You maybe of the view that because what you’re aware of is happening outside of work, that the employer has no responsibility or need to get involved. However, there are a couple of different angles that you need to think about the situation from.

Firstly, if the employee concerned is affected by what is going on outside of work, bringing that with them to the work place means it comes into your domain. For example, the persons performance might be affected. If they are mistreated my somebody who is in power, because of something that has gone on outside of work, for example, they’ve rejected somebody’s sexual advances and they’re now being excluded in work, treated detrimentally and otherwise facing negative consequences for having done that, this falls fairly and squarely into the definition of sexual harassment under the Equality Act. Unfavourable treatment for being rejected or submitted to harassment is a separate head of harassment within the harassment category.

Secondly, the relationship between what is classed as occurring in the course of employment and what is truly outside of employment has been developing significantly in recent years. You’ll appreciate that if the harassment is occurring at a work related event, such as a social event and there is a connection with work, the law protects the employee as if it has occurred in the workplace. This has been stretched in recent years in astonishing cases expecting the employer to be responsible, for example, for the person stabbing someone in a petrol forecourt, someone punching an employee to the ground causing him brain damage or being in a hotel in the wee hours long after the work-related social event. What happens in these vicarious lability cases is that the courts are making a judgement about responsibility. At the very least you might want to be drawing to somebody’s attention that you’re aware of certain behaviours and enquiring with the person if they’re happy with those behaviours, signalling that if they’re not, you’d be prepared to address them. Often one of the reasons why people don’t report is they feel nobody will take them seriously and tackle the problem person.

Thirdly, if this kind of behaviour is taking place in circumstances that has a connection with work, even if it is a group of people going out informally after work and socialising, you need to think carefully about the messages that are being sent to staff. Is it inappropriate for example, for a much older male employee to have the reputation as predatory in these contexts? If this kind of reputation is forming this is now becoming a workplace issue because all the other colleagues concerned will be talking about the protagonist, the behaviour, the vulnerable etc. If the organisation is not tackling those behaviours, and the people with those reputations, it can only be a matter of time before the person concerned becomes so confident in their behaviour that they feel they can get away with it in the workplace, despite whatever policies or procedures you might have.

Often people will leave rather than raise complaints about bullying and harassment. If you have got protagonists of this nature in the business how many good people are you losing and how much talent is being wasted as a result of turning a blind eye to these sorts of issues?

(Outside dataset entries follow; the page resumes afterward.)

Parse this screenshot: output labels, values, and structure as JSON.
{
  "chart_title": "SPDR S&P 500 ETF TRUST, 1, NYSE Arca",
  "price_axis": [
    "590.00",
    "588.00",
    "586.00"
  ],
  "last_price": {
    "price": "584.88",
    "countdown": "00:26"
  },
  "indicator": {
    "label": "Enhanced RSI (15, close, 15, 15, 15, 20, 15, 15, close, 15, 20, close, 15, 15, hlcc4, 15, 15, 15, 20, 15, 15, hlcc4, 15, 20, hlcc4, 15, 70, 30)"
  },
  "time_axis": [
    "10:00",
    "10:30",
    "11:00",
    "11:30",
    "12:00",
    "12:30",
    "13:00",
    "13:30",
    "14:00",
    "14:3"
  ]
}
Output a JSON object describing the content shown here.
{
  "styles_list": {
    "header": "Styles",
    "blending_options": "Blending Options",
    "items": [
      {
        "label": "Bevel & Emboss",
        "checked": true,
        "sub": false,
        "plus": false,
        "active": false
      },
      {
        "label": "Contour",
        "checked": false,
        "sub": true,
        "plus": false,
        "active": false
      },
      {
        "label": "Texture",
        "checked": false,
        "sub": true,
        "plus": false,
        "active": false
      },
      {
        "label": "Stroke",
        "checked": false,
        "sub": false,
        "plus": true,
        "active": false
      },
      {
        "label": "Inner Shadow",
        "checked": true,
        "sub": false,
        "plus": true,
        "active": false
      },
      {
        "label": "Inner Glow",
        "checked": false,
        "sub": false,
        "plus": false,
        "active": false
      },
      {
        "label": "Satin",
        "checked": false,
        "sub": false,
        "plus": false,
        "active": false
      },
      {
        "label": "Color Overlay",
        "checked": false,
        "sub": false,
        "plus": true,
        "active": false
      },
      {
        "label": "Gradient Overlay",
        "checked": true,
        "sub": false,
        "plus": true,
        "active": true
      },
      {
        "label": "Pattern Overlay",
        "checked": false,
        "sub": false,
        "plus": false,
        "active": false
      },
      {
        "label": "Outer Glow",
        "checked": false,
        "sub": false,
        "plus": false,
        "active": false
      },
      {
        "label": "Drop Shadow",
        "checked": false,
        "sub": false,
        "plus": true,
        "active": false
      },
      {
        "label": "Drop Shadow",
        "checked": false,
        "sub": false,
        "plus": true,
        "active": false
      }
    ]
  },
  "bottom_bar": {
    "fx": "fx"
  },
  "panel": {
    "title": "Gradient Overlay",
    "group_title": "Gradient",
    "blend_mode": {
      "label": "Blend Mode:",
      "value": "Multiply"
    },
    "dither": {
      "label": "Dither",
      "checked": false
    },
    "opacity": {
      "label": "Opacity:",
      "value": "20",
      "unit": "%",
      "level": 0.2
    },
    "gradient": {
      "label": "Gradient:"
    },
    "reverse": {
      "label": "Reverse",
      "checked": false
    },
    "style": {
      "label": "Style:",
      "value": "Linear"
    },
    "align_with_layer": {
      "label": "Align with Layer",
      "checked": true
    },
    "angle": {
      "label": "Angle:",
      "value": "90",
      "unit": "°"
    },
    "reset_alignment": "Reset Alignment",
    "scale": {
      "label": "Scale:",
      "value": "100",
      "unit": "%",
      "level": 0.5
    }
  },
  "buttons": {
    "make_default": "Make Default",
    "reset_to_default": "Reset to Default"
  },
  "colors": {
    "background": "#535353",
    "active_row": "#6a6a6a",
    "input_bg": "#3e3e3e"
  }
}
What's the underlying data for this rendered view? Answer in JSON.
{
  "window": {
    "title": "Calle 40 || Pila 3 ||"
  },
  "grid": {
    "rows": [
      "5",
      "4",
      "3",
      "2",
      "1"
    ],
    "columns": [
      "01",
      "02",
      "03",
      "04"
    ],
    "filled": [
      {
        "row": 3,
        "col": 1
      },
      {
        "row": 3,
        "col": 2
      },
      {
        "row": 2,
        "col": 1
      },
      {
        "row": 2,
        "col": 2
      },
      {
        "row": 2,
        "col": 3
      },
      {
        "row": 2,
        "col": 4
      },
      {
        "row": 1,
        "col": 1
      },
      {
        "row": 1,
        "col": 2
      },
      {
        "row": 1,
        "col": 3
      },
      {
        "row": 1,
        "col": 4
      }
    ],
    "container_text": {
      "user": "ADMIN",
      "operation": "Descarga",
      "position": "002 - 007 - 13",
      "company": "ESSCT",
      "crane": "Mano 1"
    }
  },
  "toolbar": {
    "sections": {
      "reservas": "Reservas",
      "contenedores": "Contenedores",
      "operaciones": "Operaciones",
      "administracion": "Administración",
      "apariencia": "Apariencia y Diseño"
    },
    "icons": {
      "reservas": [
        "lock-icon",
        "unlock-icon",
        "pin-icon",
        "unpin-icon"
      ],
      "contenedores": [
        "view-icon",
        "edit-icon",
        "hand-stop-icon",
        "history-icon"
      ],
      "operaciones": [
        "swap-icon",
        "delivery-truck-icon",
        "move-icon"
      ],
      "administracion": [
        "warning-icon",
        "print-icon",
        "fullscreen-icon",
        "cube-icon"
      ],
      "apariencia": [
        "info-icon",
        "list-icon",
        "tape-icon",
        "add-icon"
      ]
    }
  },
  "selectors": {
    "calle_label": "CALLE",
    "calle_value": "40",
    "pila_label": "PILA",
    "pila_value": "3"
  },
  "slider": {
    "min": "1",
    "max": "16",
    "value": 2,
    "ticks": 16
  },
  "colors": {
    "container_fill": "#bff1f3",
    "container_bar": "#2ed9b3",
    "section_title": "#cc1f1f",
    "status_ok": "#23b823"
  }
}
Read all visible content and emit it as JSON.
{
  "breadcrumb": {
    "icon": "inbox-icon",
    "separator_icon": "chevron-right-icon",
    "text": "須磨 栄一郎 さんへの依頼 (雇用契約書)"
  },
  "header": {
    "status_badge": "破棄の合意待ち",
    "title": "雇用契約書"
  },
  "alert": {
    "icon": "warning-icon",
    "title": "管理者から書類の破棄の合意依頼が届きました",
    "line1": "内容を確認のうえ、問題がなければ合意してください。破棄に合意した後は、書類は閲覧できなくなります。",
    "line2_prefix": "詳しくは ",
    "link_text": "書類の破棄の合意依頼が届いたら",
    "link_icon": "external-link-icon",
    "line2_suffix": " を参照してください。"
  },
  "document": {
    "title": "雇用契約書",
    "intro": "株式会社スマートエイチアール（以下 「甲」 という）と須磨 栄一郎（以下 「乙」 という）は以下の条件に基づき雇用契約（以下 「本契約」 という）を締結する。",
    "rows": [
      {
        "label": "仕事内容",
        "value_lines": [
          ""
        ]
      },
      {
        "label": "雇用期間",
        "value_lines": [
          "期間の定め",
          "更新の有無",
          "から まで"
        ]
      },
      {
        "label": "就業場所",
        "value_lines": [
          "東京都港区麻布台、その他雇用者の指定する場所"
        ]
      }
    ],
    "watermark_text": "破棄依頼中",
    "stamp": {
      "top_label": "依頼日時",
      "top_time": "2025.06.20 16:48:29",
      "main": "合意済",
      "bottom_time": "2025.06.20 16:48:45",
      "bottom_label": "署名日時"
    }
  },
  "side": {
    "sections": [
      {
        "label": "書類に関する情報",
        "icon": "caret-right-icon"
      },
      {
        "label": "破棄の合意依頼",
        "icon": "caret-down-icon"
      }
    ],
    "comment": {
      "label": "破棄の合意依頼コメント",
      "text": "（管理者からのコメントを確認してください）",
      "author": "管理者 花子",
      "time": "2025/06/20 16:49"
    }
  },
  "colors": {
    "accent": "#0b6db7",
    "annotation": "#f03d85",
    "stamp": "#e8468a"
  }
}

You have a broad duty of care towards your employees, which even if the law doesn’t specifically require you to do something, employees will morally expect you to do something. There may be circumstances in which you decide you need to conduct an investigation and invoke the disciplinary procedure even if an alleged victim has not yet made or doesn’t wish to make an official complaint. You should take advice in any given case as the employer is always going to have to tread carefully, in particular respecting the rights of the person who a complaint may potentially be about. The investigation is always going to be necessary otherwise the person being investigated as a perpetrator may have a claim for constructive dismissal in connection with a breach of trust and confidence.